On a warm February afternoon, a handful of volunteers gathered at the nondescript trout incubator in the shadow of the Pine Flat Dam ready to set tens of thousands of fry free into the Kings River.

Portrait of chief executive officer Lois Henry
Lois Henry
SJV Water
A few volunteers brought their children. Some were veterans of the 21-year-old program — eager to grab a bucket of fry and stock their secret fishing holes.
The fisheries program is a unique collaboration among state regulators, downstream irrigators, and conservationists.

Trout Fry Incubated in Kings River Water
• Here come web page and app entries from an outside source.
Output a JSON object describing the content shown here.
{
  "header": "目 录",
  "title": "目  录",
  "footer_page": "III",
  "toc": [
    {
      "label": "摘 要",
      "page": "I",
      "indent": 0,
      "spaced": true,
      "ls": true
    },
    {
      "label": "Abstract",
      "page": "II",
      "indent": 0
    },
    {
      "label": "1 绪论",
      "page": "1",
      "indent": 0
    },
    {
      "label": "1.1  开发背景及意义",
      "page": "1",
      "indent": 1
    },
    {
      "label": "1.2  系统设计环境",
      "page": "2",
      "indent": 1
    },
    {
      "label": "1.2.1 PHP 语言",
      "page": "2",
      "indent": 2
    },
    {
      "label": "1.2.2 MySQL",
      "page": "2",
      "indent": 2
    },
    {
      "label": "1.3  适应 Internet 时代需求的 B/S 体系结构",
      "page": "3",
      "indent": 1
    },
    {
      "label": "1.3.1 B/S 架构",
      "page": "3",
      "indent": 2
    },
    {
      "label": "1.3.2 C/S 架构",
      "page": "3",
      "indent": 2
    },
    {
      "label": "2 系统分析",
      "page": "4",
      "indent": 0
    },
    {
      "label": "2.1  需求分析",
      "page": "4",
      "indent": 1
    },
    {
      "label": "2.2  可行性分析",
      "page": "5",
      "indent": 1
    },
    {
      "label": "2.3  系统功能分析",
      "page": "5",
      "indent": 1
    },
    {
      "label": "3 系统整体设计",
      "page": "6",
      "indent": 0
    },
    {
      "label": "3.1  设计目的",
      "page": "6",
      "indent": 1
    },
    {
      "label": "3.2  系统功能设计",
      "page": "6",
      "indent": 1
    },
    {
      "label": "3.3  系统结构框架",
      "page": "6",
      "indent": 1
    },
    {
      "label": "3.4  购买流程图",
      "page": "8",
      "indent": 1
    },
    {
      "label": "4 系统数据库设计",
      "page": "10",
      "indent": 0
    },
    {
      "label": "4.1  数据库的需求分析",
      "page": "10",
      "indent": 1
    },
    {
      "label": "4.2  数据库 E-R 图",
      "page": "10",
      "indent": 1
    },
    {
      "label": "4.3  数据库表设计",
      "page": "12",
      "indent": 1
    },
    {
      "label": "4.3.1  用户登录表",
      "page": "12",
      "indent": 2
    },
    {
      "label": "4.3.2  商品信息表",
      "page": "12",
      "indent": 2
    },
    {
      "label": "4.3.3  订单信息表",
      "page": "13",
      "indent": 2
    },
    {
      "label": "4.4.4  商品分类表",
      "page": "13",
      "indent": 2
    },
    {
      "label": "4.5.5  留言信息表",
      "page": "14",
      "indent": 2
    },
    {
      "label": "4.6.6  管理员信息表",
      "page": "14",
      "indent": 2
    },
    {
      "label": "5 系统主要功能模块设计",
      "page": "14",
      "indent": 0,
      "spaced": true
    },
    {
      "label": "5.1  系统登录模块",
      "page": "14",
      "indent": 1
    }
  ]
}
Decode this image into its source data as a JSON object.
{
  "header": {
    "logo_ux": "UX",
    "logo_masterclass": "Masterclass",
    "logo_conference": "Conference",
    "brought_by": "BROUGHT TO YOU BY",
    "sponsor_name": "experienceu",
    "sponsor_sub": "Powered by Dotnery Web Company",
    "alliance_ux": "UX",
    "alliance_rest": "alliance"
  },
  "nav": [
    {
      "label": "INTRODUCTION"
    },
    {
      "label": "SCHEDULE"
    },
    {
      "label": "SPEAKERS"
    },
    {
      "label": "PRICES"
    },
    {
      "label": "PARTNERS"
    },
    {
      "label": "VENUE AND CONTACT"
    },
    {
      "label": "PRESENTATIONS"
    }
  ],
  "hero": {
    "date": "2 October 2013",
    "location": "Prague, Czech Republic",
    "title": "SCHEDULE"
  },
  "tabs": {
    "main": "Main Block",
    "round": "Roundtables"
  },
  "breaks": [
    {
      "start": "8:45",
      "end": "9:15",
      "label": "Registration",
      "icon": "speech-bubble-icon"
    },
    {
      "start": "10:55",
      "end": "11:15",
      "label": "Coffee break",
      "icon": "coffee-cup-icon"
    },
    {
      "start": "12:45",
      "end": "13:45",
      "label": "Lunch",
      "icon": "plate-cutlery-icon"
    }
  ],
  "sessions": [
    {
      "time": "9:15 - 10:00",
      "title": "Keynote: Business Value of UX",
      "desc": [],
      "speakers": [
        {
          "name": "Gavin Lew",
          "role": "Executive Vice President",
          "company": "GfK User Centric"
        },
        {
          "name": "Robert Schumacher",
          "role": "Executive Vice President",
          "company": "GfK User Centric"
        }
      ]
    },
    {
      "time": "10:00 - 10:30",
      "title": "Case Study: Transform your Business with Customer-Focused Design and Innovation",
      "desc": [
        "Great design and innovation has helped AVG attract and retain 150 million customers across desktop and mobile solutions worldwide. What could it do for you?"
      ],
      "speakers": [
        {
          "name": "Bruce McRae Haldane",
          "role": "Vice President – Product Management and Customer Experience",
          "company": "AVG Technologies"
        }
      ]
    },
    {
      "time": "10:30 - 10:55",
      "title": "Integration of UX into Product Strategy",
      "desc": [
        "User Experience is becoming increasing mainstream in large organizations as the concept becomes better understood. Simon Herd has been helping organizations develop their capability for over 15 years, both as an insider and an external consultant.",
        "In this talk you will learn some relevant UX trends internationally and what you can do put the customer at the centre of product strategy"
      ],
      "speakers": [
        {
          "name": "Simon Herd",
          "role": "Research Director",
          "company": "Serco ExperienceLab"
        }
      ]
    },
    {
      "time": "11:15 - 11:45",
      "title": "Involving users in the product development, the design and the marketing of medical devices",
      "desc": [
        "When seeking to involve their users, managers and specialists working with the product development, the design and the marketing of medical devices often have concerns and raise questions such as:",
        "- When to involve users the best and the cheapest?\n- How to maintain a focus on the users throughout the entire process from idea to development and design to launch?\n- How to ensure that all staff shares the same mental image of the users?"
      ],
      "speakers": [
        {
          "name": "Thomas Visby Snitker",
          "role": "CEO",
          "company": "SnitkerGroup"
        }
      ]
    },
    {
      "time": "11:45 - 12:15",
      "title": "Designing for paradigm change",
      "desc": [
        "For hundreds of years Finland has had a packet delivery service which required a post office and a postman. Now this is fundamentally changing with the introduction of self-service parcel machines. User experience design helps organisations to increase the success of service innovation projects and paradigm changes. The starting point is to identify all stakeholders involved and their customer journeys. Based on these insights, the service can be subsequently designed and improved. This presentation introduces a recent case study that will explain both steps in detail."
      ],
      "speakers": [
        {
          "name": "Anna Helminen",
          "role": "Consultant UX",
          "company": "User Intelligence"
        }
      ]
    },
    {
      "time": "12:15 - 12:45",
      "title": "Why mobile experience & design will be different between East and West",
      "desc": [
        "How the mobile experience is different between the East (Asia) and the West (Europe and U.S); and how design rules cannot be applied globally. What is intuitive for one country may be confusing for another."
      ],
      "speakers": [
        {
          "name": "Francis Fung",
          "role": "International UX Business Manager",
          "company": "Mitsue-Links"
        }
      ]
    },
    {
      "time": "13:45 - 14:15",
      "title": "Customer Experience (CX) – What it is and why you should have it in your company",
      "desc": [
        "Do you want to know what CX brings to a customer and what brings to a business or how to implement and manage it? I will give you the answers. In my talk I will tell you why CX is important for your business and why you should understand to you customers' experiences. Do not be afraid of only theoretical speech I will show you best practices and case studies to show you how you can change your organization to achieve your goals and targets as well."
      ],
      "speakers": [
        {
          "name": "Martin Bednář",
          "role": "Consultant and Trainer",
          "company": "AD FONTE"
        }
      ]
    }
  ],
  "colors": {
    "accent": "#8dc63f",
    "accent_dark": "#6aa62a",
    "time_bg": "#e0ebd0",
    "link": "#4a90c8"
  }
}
The collaborative was formed in 1999 and renewed last year through 2029. Its goal is to cooperatively keep the lower Kings River healthy for all users, including farms and fish.
Participants include the Kings River Conservation District, Kings River Water Association, and California Department of Fish and Wildlife.
Part of the fisheries program includes stocking the river with rainbow trout. The eggs are collected from out of state but incubated in a facility at the base of Pine Flat Dam using Kings River water. So, by the time the trout fry hatch, they are acclimated to the river.

Photo of trout fry being scooped from an incubator filled with Kings River water

Lori Werner, resource analyst for Kings River Conservation District, gathers rainbow trout fry from the Kings River Fisheries Management program incubator raceway as Lilianne and Miles Meadows watch. (SJV Water/ Lois Henry)

Volunteers Have a Positive Impact

Over the years, the program has become a popular educational tool for local schools. And it has relied heavily on volunteers to help with everything from cleaning the fry raceways to fish population counts.
It uses volunteers to help release up to 300,000 rainbow trout fry every year between February and April. It’s latest fry release was Feb. 26.
The program operates on about a $200,000 annual budget, which is shared by the parties — $50,000 each from KRCD and KRWA and $100,000 from the state. State funding is dependent on legislative approval. In years when there’s no state funding, Fish and Wildlife staff help locate grants.
The 2019-20 budget is $147,000, including $74,000 for supplemental fish stocking, which was paid by KRCD and KRWA.
Oversight is provided through an executive committee representing each agency. It also takes input from a technical committee and a public advisory committee, which both meet monthly.

Watch: Releasing the Fry

Next Fry Release

There is another fry release on April 22, depending on weather and water conditions. Volunteers must register for the release with Lori Werner at or 559-237-5567 ext. 122.
You can read the Kings River Fisheries Implementation Plan at this link.
About the Author
Lois Henry is the CEO and editor of SJV Water. She has 30 years’ experience covering water and other issues in the San Joaquin Valley. Henry lives with her husband, five dogs, one orange cat, and a cranky rescue mustang horse in Bakersfield.